_Exercise brief_:
Copy out the entire listing, keeping each line exactly as it is.

_Source records_:
┄┄┄┄┄┄┄┄┄┄
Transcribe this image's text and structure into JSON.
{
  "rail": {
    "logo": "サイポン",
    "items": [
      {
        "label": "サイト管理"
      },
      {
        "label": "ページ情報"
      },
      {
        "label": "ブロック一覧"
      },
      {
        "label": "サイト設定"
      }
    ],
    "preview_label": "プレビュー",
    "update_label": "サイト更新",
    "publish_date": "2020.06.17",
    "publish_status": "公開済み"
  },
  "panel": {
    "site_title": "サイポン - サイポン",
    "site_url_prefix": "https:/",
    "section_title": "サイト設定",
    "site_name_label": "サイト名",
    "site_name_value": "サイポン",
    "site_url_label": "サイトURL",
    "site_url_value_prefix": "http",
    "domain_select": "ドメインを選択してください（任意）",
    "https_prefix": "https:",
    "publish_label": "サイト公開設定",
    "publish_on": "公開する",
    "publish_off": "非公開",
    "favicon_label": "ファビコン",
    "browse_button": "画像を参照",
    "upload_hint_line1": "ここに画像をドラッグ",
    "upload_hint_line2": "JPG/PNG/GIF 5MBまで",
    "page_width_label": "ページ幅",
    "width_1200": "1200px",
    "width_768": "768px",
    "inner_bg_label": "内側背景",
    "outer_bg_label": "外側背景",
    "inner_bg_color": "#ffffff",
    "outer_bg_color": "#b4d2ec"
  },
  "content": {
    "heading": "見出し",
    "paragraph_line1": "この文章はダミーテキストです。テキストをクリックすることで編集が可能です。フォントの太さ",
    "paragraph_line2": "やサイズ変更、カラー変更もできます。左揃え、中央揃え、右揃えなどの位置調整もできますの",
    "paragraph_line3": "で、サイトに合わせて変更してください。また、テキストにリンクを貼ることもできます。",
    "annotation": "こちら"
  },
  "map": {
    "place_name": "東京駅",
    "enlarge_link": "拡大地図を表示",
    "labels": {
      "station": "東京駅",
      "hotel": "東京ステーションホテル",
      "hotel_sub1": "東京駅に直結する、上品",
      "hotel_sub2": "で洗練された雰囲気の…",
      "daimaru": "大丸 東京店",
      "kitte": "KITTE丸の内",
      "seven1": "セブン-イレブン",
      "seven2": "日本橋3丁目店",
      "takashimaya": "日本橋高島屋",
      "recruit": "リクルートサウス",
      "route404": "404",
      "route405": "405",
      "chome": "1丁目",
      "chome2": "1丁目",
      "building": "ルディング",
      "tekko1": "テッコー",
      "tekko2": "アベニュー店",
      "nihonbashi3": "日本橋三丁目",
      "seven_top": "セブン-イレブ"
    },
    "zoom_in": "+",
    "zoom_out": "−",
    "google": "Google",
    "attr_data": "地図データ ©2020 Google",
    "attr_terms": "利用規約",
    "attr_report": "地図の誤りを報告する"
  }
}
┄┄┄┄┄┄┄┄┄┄
_Answer box_:
Transcribe this image's text and structure into JSON.
{
  "rail": {
    "logo": "サイポン",
    "items": [
      {
        "label": "サイト管理"
      },
      {
        "label": "ページ情報"
      },
      {
        "label": "ブロック一覧"
      },
      {
        "label": "サイト設定"
      }
    ],
    "preview_label": "プレビュー",
    "update_label": "サイト更新",
    "publish_date": "2020.06.17",
    "publish_status": "公開済み"
  },
  "panel": {
    "site_title": "サイポン - サイポン",
    "site_url_prefix": "https:/",
    "section_title": "サイト設定",
    "site_name_label": "サイト名",
    "site_name_value": "サイポン",
    "site_url_label": "サイトURL",
    "site_url_value_prefix": "http",
    "domain_select": "ドメインを選択してください（任意）",
    "https_prefix": "https:",
    "publish_label": "サイト公開設定",
    "publish_on": "公開する",
    "publish_off": "非公開",
    "favicon_label": "ファビコン",
    "browse_button": "画像を参照",
    "upload_hint_line1": "ここに画像をドラッグ",
    "upload_hint_line2": "JPG/PNG/GIF 5MBまで",
    "page_width_label": "ページ幅",
    "width_1200": "1200px",
    "width_768": "768px",
    "inner_bg_label": "内側背景",
    "outer_bg_label": "外側背景",
    "inner_bg_color": "#ffffff",
    "outer_bg_color": "#b4d2ec"
  },
  "content": {
    "heading": "見出し",
    "paragraph_line1": "この文章はダミーテキストです。テキストをクリックすることで編集が可能です。フォントの太さ",
    "paragraph_line2": "やサイズ変更、カラー変更もできます。左揃え、中央揃え、右揃えなどの位置調整もできますの",
    "paragraph_line3": "で、サイトに合わせて変更してください。また、テキストにリンクを貼ることもできます。",
    "annotation": "こちら"
  },
  "map": {
    "place_name": "東京駅",
    "enlarge_link": "拡大地図を表示",
    "labels": {
      "station": "東京駅",
      "hotel": "東京ステーションホテル",
      "hotel_sub1": "東京駅に直結する、上品",
      "hotel_sub2": "で洗練された雰囲気の…",
      "daimaru": "大丸 東京店",
      "kitte": "KITTE丸の内",
      "seven1": "セブン-イレブン",
      "seven2": "日本橋3丁目店",
      "takashimaya": "日本橋高島屋",
      "recruit": "リクルートサウス",
      "route404": "404",
      "route405": "405",
      "chome": "1丁目",
      "chome2": "1丁目",
      "building": "ルディング",
      "tekko1": "テッコー",
      "tekko2": "アベニュー店",
      "nihonbashi3": "日本橋三丁目",
      "seven_top": "セブン-イレブ"
    },
    "zoom_in": "+",
    "zoom_out": "−",
    "google": "Google",
    "attr_data": "地図データ ©2020 Google",
    "attr_terms": "利用規約",
    "attr_report": "地図の誤りを報告する"
  }
}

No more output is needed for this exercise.